Access to finance is often cited as a barrier to adoption of high-efficiency technologies, especially by low-income consumers. Incentive programs lower financial hurdles in order to grow the market for very high-efficiency equipment or building efficiency measures and encourage economies of scale. For example, a consumer might receive a rebate after purchasing a high-efficiency refrigerator that has a higher upfront cost than less efficient appliances on the market. The key to scaling these programs is to develop schemes by which investments in the program are paid back by another benefit to government funds, or to society as a whole.
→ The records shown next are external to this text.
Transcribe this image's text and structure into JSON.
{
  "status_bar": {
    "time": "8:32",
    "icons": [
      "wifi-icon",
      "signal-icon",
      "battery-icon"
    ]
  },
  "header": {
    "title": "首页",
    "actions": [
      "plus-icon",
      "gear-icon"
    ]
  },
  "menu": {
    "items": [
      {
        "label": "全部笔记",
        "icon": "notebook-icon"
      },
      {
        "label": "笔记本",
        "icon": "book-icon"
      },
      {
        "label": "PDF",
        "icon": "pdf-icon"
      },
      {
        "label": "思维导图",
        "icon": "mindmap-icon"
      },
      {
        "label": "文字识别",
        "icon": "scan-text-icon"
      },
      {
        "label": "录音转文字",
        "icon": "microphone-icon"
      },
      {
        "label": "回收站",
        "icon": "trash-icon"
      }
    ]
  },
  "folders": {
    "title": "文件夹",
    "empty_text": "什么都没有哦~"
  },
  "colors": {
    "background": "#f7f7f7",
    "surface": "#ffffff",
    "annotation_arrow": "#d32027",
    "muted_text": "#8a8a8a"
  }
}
Multiple options exist to design an incentive program. Incentives can be paid directly to consumers or “upstream” at the point of production. They can be implemented through retailers or directly from manufacturers with cash rebates, payments through utility bills, tax incentives, or green mortgages.